Claim #4: “Flaring can produce air pollution with negative impacts locally due to volatile organic compounds such as benzene.” (p. 11)
FACT: While flaring is certainly not emissions-free, Earthworks appears to be linking the mere presence of an activity with high risk. The American Lung Association gave several counties leading in Bakken shale production – where the most flaring is occurring in the country – “A” grades for air quality. In Texas, the Railroad Commission has installed air quality monitors around well pads in the Eagle Ford shale and this is what they concluded:
“The TCEQ has a vigorous, effective monitoring, investigation, and enforcement operation in the Eagle Ford. Therefore, when problems are detected, the TCEQ can make sure they are rapidly addressed.
There are two fixed monitors in the Eagle Ford Shale: in Floresville and Laredo. Neither of these monitors has detected levels of concern for VOCs. The TCEQ has also contracted with the University of Texas to conduct mobile monitoring upwind and downwind of the Eagle Ford Shale.”
Claim #5: “Much of the natural gas that is produced along with the oil is not captured and used for beneficial purposes such as heating homes or producing fertilizer; instead, the gas is simply burned off into the atmosphere because there is not enough pipeline capacity or other economic alternatives to accommodate it.” (p. 11)
FACT: Earthworks is not wrong here, but we can help but point out that the group complaining in this report that the flared gas should have been used to power homes is the same group telling us that we shouldn’t be using gas at all. As the energy director of Earthworks stated in the press release for the report:
“Flaring is just one of many problems associated with unconventional oil and gas development,” said Earthworks energy program director Bruce Baizel.
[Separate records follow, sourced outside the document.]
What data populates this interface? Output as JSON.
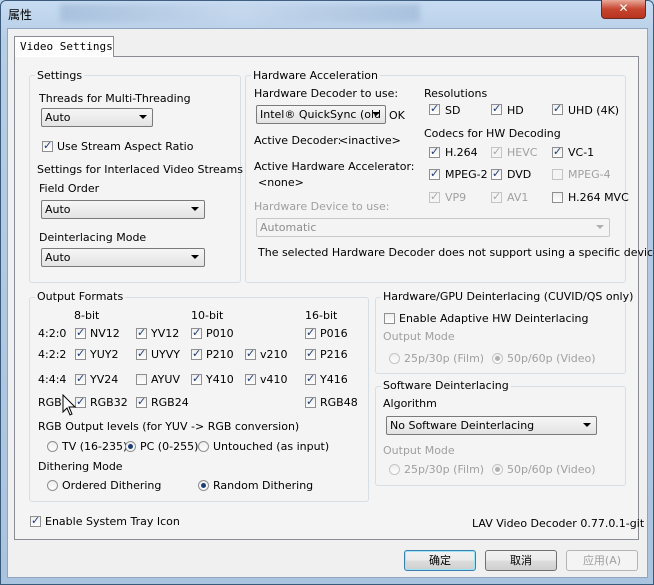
{
  "window": {
    "title": "属性",
    "close": "✕"
  },
  "tab": "Video Settings",
  "settings": {
    "title": "Settings",
    "threads_label": "Threads for Multi-Threading",
    "threads_value": "Auto",
    "stream_ar": "Use Stream Aspect Ratio",
    "interlaced_label": "Settings for Interlaced Video Streams",
    "field_order_label": "Field Order",
    "field_order_value": "Auto",
    "deint_mode_label": "Deinterlacing Mode",
    "deint_mode_value": "Auto"
  },
  "hwaccel": {
    "title": "Hardware Acceleration",
    "decoder_label": "Hardware Decoder to use:",
    "decoder_value": "Intel® QuickSync (old",
    "decoder_status": "OK",
    "active_decoder_label": "Active Decoder:",
    "active_decoder_value": "<inactive>",
    "active_accel_label": "Active Hardware Accelerator:",
    "active_accel_value": "<none>",
    "device_label": "Hardware Device to use:",
    "device_value": "Automatic",
    "device_note": "The selected Hardware Decoder does not support using a specific device.",
    "resolutions_label": "Resolutions",
    "resolutions": [
      "SD",
      "HD",
      "UHD (4K)"
    ],
    "codecs_label": "Codecs for HW Decoding",
    "codecs": [
      "H.264",
      "HEVC",
      "VC-1",
      "MPEG-2",
      "DVD",
      "MPEG-4",
      "VP9",
      "AV1",
      "H.264 MVC"
    ]
  },
  "output": {
    "title": "Output Formats",
    "col_headers": [
      "8-bit",
      "10-bit",
      "16-bit"
    ],
    "row_labels": [
      "4:2:0",
      "4:2:2",
      "4:4:4",
      "RGB"
    ],
    "formats": [
      "NV12",
      "YV12",
      "P010",
      "P016",
      "YUY2",
      "UYVY",
      "P210",
      "v210",
      "P216",
      "YV24",
      "AYUV",
      "Y410",
      "v410",
      "Y416",
      "RGB32",
      "RGB24",
      "RGB48"
    ],
    "rgb_levels_label": "RGB Output levels (for YUV -> RGB conversion)",
    "rgb_levels": [
      "TV (16-235)",
      "PC (0-255)",
      "Untouched (as input)"
    ],
    "dither_label": "Dithering Mode",
    "dither": [
      "Ordered Dithering",
      "Random Dithering"
    ]
  },
  "hwdeint": {
    "title": "Hardware/GPU Deinterlacing (CUVID/QS only)",
    "enable": "Enable Adaptive HW Deinterlacing",
    "output_mode_label": "Output Mode",
    "modes": [
      "25p/30p (Film)",
      "50p/60p (Video)"
    ]
  },
  "swdeint": {
    "title": "Software Deinterlacing",
    "algorithm_label": "Algorithm",
    "algorithm_value": "No Software Deinterlacing",
    "output_mode_label": "Output Mode",
    "modes": [
      "25p/30p (Film)",
      "50p/60p (Video)"
    ]
  },
  "footer": {
    "tray": "Enable System Tray Icon",
    "version": "LAV Video Decoder 0.77.0.1-git",
    "ok": "确定",
    "cancel": "取消",
    "apply": "应用(A)"
  }
}
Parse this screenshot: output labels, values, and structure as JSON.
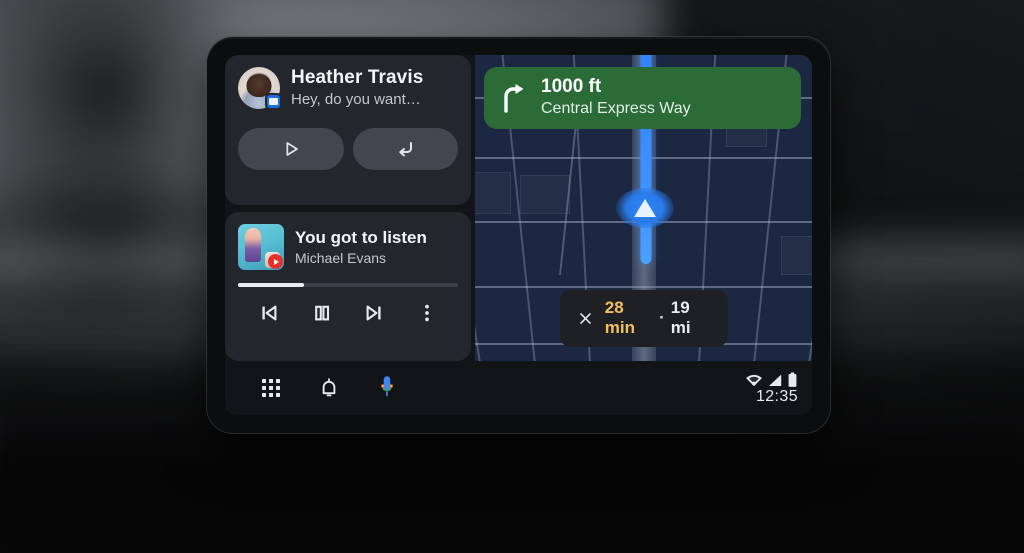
{
  "device": {
    "name": "car-head-unit-display"
  },
  "message_card": {
    "sender": "Heather Travis",
    "preview": "Hey, do you want…",
    "avatar_name": "contact-avatar",
    "app_badge_name": "messages-app-badge",
    "actions": [
      {
        "name": "play-message-button",
        "icon": "play-icon",
        "label": "Play"
      },
      {
        "name": "reply-message-button",
        "icon": "reply-icon",
        "label": "Reply"
      }
    ]
  },
  "media_card": {
    "track_title": "You got to listen",
    "artist": "Michael Evans",
    "album_art_name": "album-art",
    "source_badge": "youtube-music-badge",
    "progress_percent": 30,
    "controls": [
      {
        "name": "previous-track-button",
        "icon": "skip-previous-icon",
        "label": "Previous"
      },
      {
        "name": "pause-button",
        "icon": "pause-icon",
        "label": "Pause"
      },
      {
        "name": "next-track-button",
        "icon": "skip-next-icon",
        "label": "Next"
      },
      {
        "name": "media-overflow-button",
        "icon": "more-vert-icon",
        "label": "More options"
      }
    ]
  },
  "navigation": {
    "banner": {
      "distance": "1000 ft",
      "street": "Central Express Way",
      "maneuver_icon": "turn-right-icon",
      "background_color": "#2b6b38"
    },
    "eta": {
      "close_icon": "close-icon",
      "duration": "28 min",
      "separator": "·",
      "distance": "19 mi",
      "duration_color": "#f0c05a"
    },
    "map": {
      "marker_icon": "navigation-chevron-icon",
      "route_color": "#3c93ff",
      "background_color": "#1c2741"
    }
  },
  "bottom_bar": {
    "items": [
      {
        "name": "app-launcher-button",
        "icon": "apps-grid-icon",
        "label": "Apps"
      },
      {
        "name": "notifications-button",
        "icon": "bell-icon",
        "label": "Notifications"
      },
      {
        "name": "assistant-button",
        "icon": "google-assistant-mic-icon",
        "label": "Assistant"
      }
    ],
    "status": {
      "wifi_icon": "wifi-icon",
      "signal_icon": "cellular-signal-icon",
      "battery_icon": "battery-icon",
      "clock": "12:35"
    }
  }
}
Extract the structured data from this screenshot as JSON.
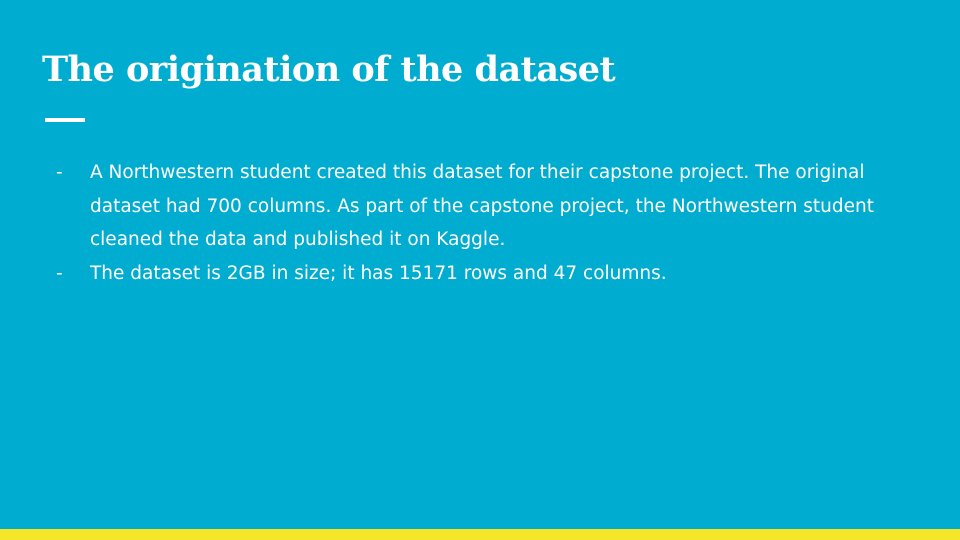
{
  "slide": {
    "title": "The origination of the dataset",
    "bullets": [
      {
        "marker": "-",
        "text": "A Northwestern student created this dataset for their capstone project. The original dataset had 700 columns. As part of the capstone project, the Northwestern student cleaned the data and published it on Kaggle."
      },
      {
        "marker": "-",
        "text": "The dataset is 2GB in size; it has 15171 rows and 47 columns."
      }
    ]
  },
  "colors": {
    "background": "#00acd0",
    "text": "#ffffff",
    "accent_bar": "#f5e62a"
  }
}
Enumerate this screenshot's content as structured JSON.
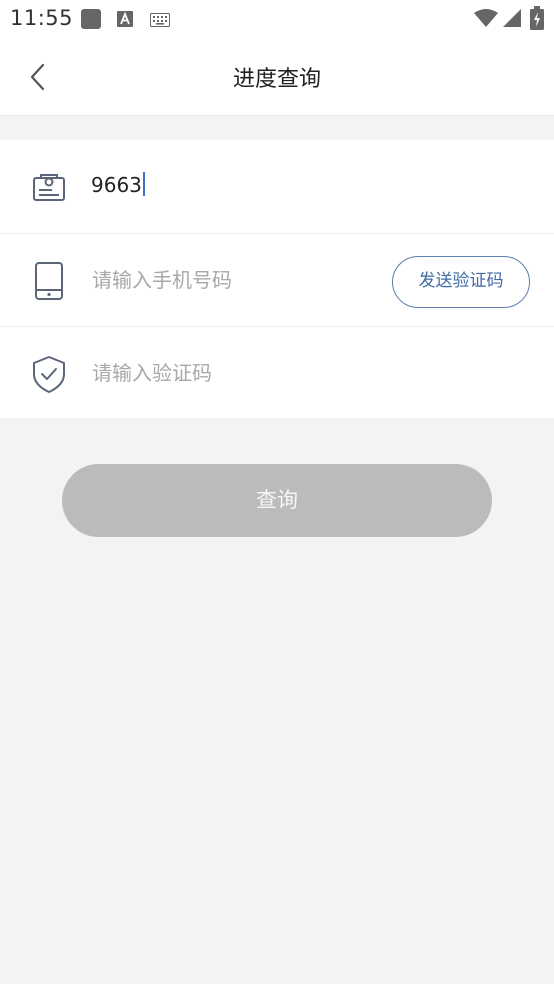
{
  "status_bar": {
    "time": "11:55",
    "icons": [
      "app-notification-icon",
      "text-a-icon",
      "keyboard-icon",
      "wifi-icon",
      "signal-icon",
      "battery-charging-icon"
    ]
  },
  "nav": {
    "title": "进度查询",
    "back_icon": "chevron-left-icon"
  },
  "form": {
    "id_field": {
      "icon": "id-card-icon",
      "value": "9663"
    },
    "phone_field": {
      "icon": "phone-icon",
      "placeholder": "请输入手机号码"
    },
    "send_code_label": "发送验证码",
    "code_field": {
      "icon": "shield-check-icon",
      "placeholder": "请输入验证码"
    }
  },
  "query_button_label": "查询",
  "colors": {
    "accent": "#3f6aa4",
    "icon": "#5a6678",
    "button_disabled": "#bbbbbb",
    "background": "#f3f3f3"
  }
}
He continued, “Unfortunately, North Dakota and Texas’s inadequate oversight of flaring is representative of state oversight of fracking across the country. The ultimate solution to these problems is to transition away from fossil fuels entirely and towards renewables like wind and solar.” (emphasis added)
How is anyone supposed to take what Earthworks says seriously when this is their clearly-stated ultimate goal? Earthworks wants to eliminate fracking – the technology that is responsible for a 20 year low in greenhouse gas emissions – in order to eliminate flaring, which produces minuscule greenhouse gas emissions when examined in proper context.
The United States has been blessed with an abundance of energy, and an incredible opportunity to access these vast resources. The current energy revolution is driving new domestic energy resources into the marketplace and reducing costs for consumers. New exploration and production has fostered job creation in energy producing states that exceeds the national average for new job growth.
While there is certainly room for improvement on flaring, when you look at the full picture the outlook is extremely positive: flaring has been reduced significantly in the Bakken and flaring will be reduced further in both shales as rules go into effect, more pipelines continue to come online, and producers continue adopting new technologies. Meanwhile, the United States is achieving dramatic greenhouse gas emission reductions, thanks to shale development. If Earthworks was hoping their report would portray a reason to shut down shale development, they missed the mark by about 180 degrees.